The latest Individual Personal Insolvency statistics from The Insolvency Service have been released indicating a 13% rise in individual insolvencies in 2016. The figures also show that in the last quarter of 2016 Individual insolvencies decreased compared with the previous quarter but were higher than in Q3 2015, driven by individual voluntary arrangements and debtor application bankruptcies. The report shows that the total number of individual insolvencies rose to 90,930 in 2016, up from 80,404 in 2015 – an increase of 13.1 percent.
Commenting on the statistics, Insolvency Service chief executive Sarah Albon said: “Personal insolvencies increased last year for the first time since 2010, however the total was still the second lowest number in the last 11 years. It is very distressing to live with unsustainable personal debt so it is important for people to seek advice.”

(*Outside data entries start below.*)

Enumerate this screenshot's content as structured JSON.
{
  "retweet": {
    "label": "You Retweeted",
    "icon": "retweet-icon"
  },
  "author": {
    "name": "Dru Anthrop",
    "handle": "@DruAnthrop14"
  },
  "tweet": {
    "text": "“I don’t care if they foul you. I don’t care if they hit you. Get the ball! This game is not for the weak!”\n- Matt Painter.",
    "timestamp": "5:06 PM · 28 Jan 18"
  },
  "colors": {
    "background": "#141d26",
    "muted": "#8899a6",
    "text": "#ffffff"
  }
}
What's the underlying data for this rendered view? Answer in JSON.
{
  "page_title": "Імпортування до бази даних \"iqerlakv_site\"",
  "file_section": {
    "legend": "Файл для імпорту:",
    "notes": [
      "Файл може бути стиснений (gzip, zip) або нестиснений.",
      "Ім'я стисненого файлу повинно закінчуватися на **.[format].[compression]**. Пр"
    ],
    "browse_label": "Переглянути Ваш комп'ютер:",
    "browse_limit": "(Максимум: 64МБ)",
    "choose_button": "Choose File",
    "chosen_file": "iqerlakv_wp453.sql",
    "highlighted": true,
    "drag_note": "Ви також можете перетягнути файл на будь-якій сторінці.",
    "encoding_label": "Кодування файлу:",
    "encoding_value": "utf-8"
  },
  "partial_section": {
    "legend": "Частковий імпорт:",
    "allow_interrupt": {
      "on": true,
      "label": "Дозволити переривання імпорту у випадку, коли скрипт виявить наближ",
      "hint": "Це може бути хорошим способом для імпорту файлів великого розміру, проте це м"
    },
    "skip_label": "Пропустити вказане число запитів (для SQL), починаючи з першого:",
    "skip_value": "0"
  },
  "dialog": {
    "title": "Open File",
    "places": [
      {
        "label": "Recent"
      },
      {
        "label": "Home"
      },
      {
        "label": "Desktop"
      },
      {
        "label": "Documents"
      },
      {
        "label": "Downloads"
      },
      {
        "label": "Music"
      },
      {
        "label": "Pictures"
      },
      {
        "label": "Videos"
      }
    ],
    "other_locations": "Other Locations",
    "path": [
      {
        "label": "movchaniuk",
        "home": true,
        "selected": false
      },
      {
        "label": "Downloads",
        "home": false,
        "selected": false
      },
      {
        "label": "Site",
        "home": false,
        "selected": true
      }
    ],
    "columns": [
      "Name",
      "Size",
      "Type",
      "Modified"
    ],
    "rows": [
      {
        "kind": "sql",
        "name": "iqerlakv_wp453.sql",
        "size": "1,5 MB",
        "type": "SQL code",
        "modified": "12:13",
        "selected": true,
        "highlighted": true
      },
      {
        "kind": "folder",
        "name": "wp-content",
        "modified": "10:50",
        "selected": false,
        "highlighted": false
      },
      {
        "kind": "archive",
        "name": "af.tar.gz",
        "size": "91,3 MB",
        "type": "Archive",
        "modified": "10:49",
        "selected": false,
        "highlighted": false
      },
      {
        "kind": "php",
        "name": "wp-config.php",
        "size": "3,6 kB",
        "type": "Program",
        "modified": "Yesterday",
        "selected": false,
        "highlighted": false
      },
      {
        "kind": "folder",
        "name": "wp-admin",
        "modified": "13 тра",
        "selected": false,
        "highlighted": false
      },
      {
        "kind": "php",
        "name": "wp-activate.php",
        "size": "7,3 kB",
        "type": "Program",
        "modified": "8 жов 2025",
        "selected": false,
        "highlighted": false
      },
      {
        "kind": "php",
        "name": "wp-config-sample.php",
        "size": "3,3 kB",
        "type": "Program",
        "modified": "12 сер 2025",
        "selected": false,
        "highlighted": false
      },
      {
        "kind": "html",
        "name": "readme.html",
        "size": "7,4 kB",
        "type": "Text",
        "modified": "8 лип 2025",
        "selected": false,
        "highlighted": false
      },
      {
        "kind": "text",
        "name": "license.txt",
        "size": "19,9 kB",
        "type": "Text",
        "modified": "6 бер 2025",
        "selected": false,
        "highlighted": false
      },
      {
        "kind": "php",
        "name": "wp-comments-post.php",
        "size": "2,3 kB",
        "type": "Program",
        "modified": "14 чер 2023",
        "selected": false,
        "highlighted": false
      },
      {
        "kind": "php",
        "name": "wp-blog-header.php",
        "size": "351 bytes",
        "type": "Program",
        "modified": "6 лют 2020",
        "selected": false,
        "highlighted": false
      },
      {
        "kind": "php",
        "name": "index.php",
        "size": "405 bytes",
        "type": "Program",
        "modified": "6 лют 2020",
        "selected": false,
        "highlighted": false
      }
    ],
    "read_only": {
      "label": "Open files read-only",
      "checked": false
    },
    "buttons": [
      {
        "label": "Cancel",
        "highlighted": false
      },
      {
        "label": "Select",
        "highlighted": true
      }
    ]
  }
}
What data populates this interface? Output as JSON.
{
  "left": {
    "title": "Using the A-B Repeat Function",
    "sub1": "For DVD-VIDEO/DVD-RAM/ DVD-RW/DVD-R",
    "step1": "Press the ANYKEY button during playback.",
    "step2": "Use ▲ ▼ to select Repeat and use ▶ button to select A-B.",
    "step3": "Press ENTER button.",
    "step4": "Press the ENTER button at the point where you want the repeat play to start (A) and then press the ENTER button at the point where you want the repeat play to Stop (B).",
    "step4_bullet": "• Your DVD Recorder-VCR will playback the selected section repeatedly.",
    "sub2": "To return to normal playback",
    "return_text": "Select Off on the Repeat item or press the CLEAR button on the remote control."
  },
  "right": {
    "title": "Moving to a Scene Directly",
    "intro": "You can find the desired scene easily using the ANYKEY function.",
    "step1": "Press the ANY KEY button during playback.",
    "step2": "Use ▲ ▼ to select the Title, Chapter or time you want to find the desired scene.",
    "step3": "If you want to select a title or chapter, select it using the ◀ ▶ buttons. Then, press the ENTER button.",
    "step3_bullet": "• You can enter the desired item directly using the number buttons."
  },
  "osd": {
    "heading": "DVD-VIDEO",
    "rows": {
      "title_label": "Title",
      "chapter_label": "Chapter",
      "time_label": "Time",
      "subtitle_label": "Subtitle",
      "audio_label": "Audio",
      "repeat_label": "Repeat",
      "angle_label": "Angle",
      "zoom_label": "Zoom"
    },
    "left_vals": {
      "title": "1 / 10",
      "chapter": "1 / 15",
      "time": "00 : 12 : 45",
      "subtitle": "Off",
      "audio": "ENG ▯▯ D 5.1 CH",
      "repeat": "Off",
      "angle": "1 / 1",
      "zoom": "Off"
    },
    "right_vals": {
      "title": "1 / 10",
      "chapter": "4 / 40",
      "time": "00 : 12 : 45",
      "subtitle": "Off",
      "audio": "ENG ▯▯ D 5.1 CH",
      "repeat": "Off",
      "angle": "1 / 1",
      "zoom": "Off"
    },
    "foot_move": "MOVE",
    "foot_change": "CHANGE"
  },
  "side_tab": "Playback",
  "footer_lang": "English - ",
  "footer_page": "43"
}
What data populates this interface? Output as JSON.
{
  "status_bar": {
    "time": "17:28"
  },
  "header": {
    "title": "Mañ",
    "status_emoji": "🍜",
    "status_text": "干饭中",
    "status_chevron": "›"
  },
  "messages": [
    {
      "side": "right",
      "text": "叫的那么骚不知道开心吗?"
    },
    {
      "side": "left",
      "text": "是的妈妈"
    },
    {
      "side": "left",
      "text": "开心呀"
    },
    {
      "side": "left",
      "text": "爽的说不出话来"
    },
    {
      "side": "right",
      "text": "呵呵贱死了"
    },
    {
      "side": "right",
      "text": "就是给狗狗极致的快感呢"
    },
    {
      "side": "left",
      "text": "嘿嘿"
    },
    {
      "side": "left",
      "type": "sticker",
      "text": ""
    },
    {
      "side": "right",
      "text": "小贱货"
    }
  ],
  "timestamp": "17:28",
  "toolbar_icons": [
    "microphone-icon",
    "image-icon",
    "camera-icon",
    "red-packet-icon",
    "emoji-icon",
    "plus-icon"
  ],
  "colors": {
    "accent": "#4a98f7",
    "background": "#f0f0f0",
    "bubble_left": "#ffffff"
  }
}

Joanna Elson OBE, chief executive of the Money Advice Trust said “While the government is rightly focused on those who are ‘just about managing’, these figures are a reminder that a smaller but growing number of households are not managing at all. “The rise in insolvencies in 2016 points to tougher times ahead for UK households. At National Debtline we are already seeing our busiest January in years, with calls up 17 percent on last January and a rise of 55 percent in the number people seeking advice online. “With household debt levels growing significantly and inflation now beginning to rise, we expect demand for debt advice to continue to be significantly higher this year than last.
Mike O’Connor, Chief Executive of StepChange Debt Charity, said: “Insolvencies are on the increase and consumer credit is hitting pre-financial crisis levels. We have also seen record numbers of people coming to us for debt advice in 2016. It is time to look hard at whether the protections for people in financial difficulty are both adequate and accessible for the future.”
Andrew Tate, president of insolvency and restructuring trade body R3 said “Increasing access to statutory personal insolvency procedures has been the story behind 2016’s rising personal insolvency numbers. It’s not necessarily that more people have needed a personal insolvency procedure, but that more people are able to enter a debt solution appropriate to their situation. There are still some significant downward pressures on personal insolvency numbers though, which have helped reduce insolvencies since the last quarter.”
“Despite a recent acceleration in consumer borrowing, personal finances are not too bad at the moment. R3’s last survey of British adults’ personal finances found that 38% of British adults were at least fairly worried about their current level of debt – a proportion that has fallen steadily from the 46% in the same position in March 2015. And while businesses have some pressing Brexit concerns, any financial impact of the EU referendum result, such as higher inflation, will take a little while to filter through to wallets and purses. Compared to last year, however, insolvency numbers are much higher. This is mostly thanks to changes in the way insolvency procedures work.”
“Access to Debt Relief Orders (DROs) was widened at the end of 2015 – as campaigned for by R3 – allowing more people on low incomes and with few assets to deal with small, but problem debts. DRO numbers have been correspondingly higher throughout 2016 as a result.”
“Similarly, bankruptcy applications moved online in April 2016, improving accessibility, slightly reducing the application cost, and removing some of the stigma involved in the bankruptcy process. The fall in bankruptcy numbers is lower than it has been recently.”
“IVAs leapt during 2016, but with real wage growth continuing and inflation still historically low, albeit rising, it is more likely the increase is down to changes in the debt management plan market than wider economic factors. Non-statutory debt management plans have come under increased scrutiny from the FCA and elsewhere, which has seen those in long-term versions of these plans switching to more appropriate statutory debt solutions, typically IVAs. IVAs must be overseen by a licensed insolvency practitioner.”
“It’s important to remember that the government’s personal insolvency statistics do not include the thousands of people who are still in non-statutory debt management plans. These are now regulated by the FCA, but no numbers are published which would help us understand their usage.”
“And while a debt management plan may be suitable for some users, others may be better suited to a formal insolvency procedure that they cannot access. To enter bankruptcy, for example, costs £680 in up-front government fees. Making these fees payable by instalments over the course of a bankruptcy would help those who need to access a formal insolvency procedure more suited to their situation.”